Nicole Kidman (ex-BMX Bandit
) and Patrick Stewart (ex-Star Trek
) have been slammed by an organisation called 'Sense About Science' for their claims that Nintendo's Dr. Kawashima's Brain Training
improves your cognitive faculties.
The charitable organisation, which states its aims as "promoting good science and evidence in public debates", has looked into various scientific claims made by celebrities during 2007 and consulted experts to put the assertions to the proof.
Ms Kidman (ex-Young Talent Time
), who has fronted ads for Nintendo's More Brain Training
, has gone on the record about Nintendo's Dr. Kawashima
products to say "I've quickly found that training my brain is a great way to keep my mind feeling young".
Well, it might feel
young, but it sounds like Nicole might have been kidding herself. Dr Jason Braithwaite, a cognitive neuroscientist at the University of Birmingham, says, "There is no conclusive evidence showing that the continued use of these devices is linked to any measurable and general improvements in cognition.
"While practice at any task should lead to some form of improvement for that specific task, it is not clear that this improvement reflects anything other than a basic learned process for that specific task."
Gods but scientists can take the fun out of anything can't they? What with their wanting testing and proof and peer reviews and more proof!
Patrick Stewart (ex-Jackanory
) didn't come off quite so badly, having just told The Sun
'newspaper' that "getting my Brain Age down to 33 has become a fascinating and stimulating way to relax." Phew! After all a 'Brain Age' is provable science isn't it? After all Albert Einstein's 33 year-old brain was exactly the same as George W Bush's, right? Right?
Other celebrities who have endorsed Brain Training
include Julie Walters, Phillip Schofield, Fern Britton, Zoe Ball and Johnny Ball.
Other celebrities corrected by 'Sense About Science' for misinforming of the public include Gwyneth Paltrow for her claims about the cancer-preventing properties of 'biological' foods (but not for claims that Sky Captain and the World of Tomorrow
SPOnG, cynical bastards that we are, took a poke around Sense About Science's website to find out just what the organisation's agenda is. Having seen populist science writer Simon Singh on the board of trustees, and Richard Ayre, former head of BBC News, on the advisory board, however, we're reassured that these guys want nothing more than to promote truth and good research. If that involves taking on vapid celebrities, SPOnG says so be it!

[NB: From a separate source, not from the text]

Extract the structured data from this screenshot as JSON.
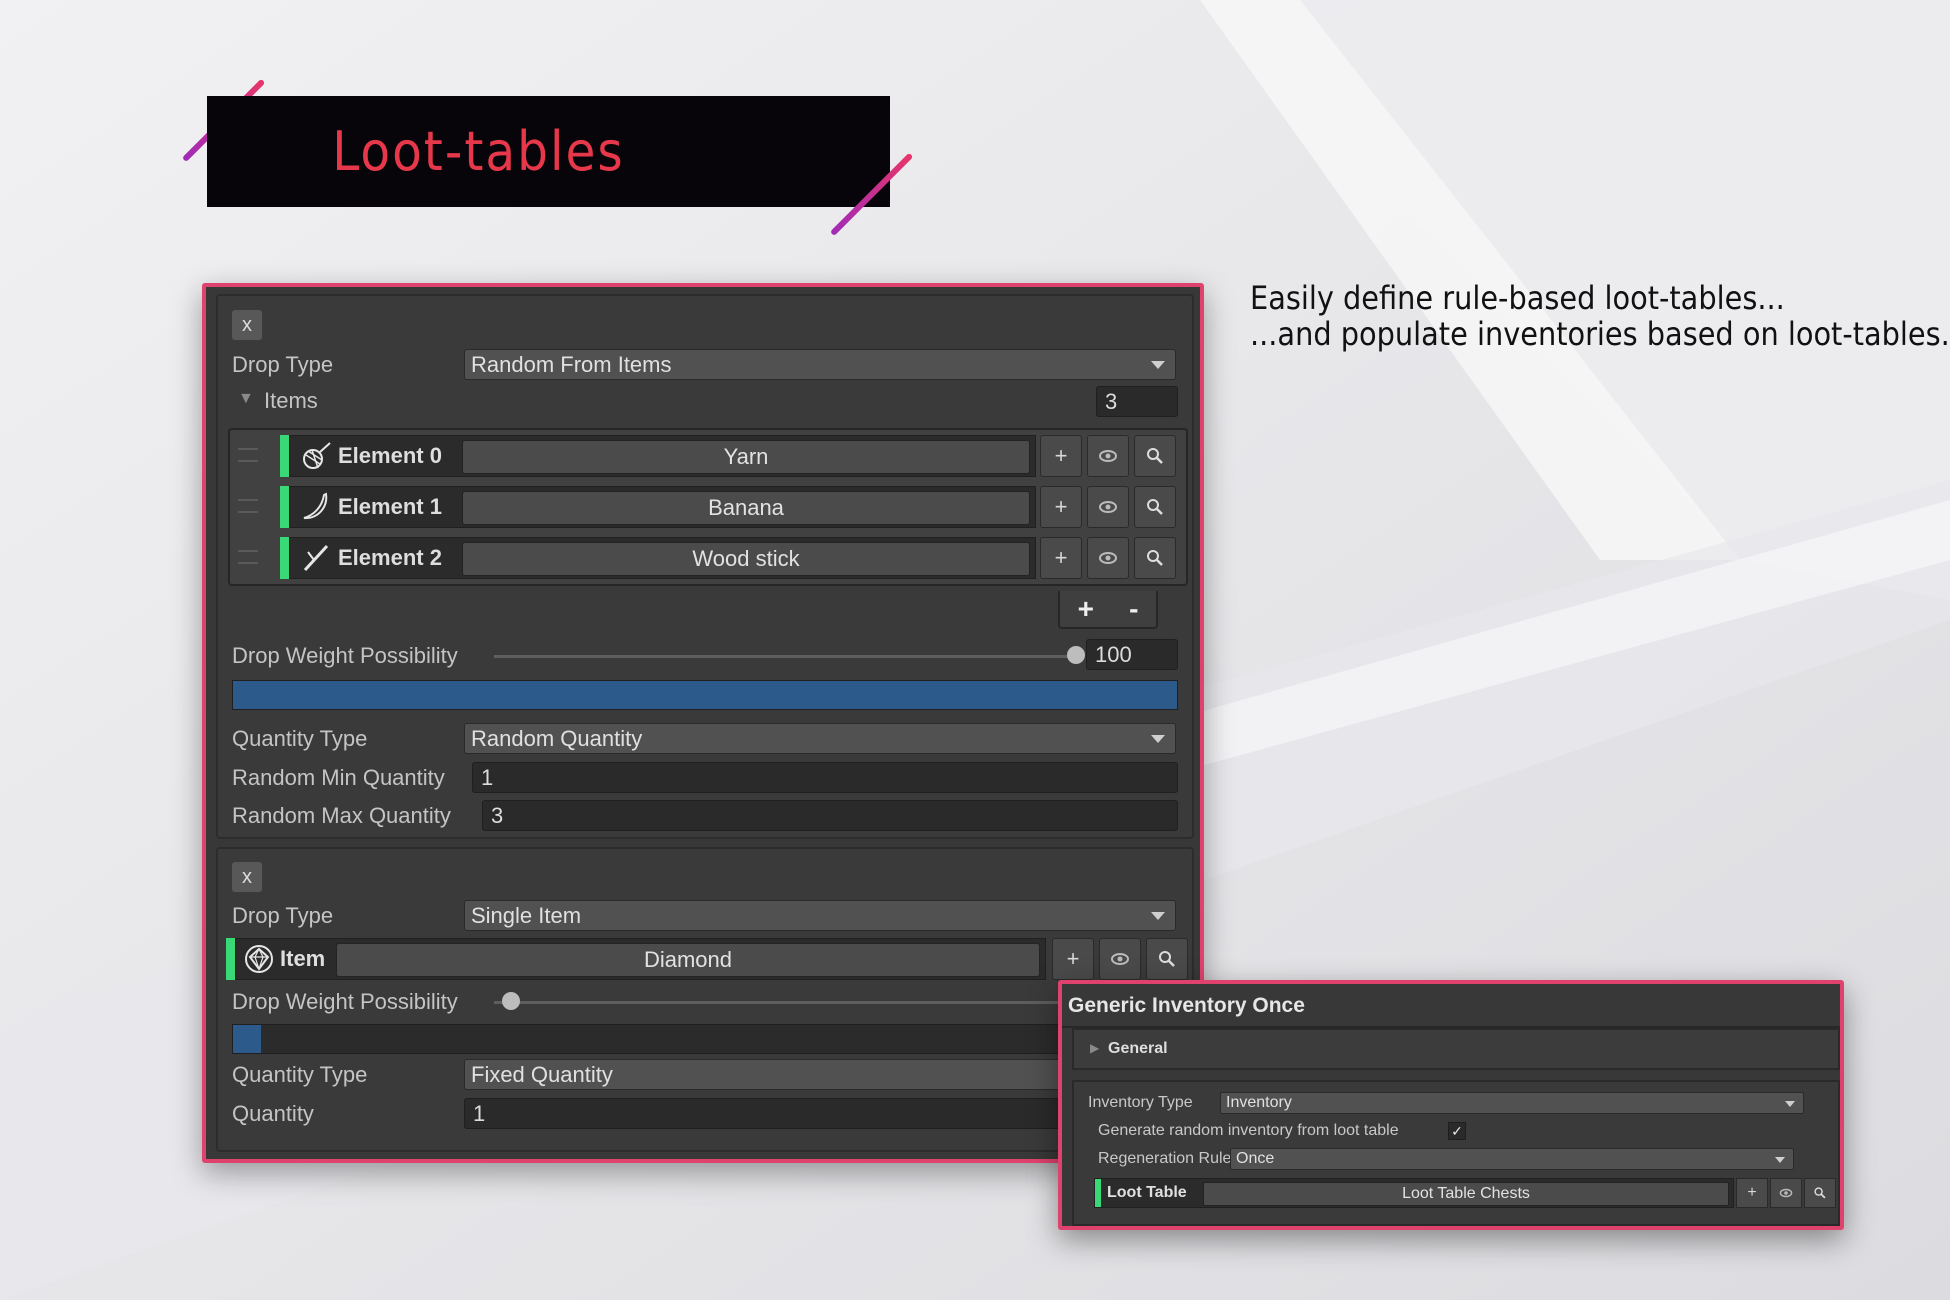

Despite the claims put into the mouths of well-paid celebs regarding Brain Training
might have had more validity coming from people who actually know what they're talking about, SPOnG's really not too worried about the games' sales taking a hit.
The original Brain Training
kept popping in and out of the Top 10 in the Charts right through 2007. If you don't believe us, check out the number of Charts news stories under related editorial on SPOnG's dedicated game page
Frankly, SPOnG sees this whole thing as evolution taking its course. If you want to believe that Nicole Kidman and Patrick Stewart are authorities on neuroscience, then you deserve everything you get - and that'll be another series of Big Brother
. However, if you take the advertising with the truckfulls of salt that all advertising should be taken with, and simply want something more constructive than imagining babies
to do with your DS, then we applaud you.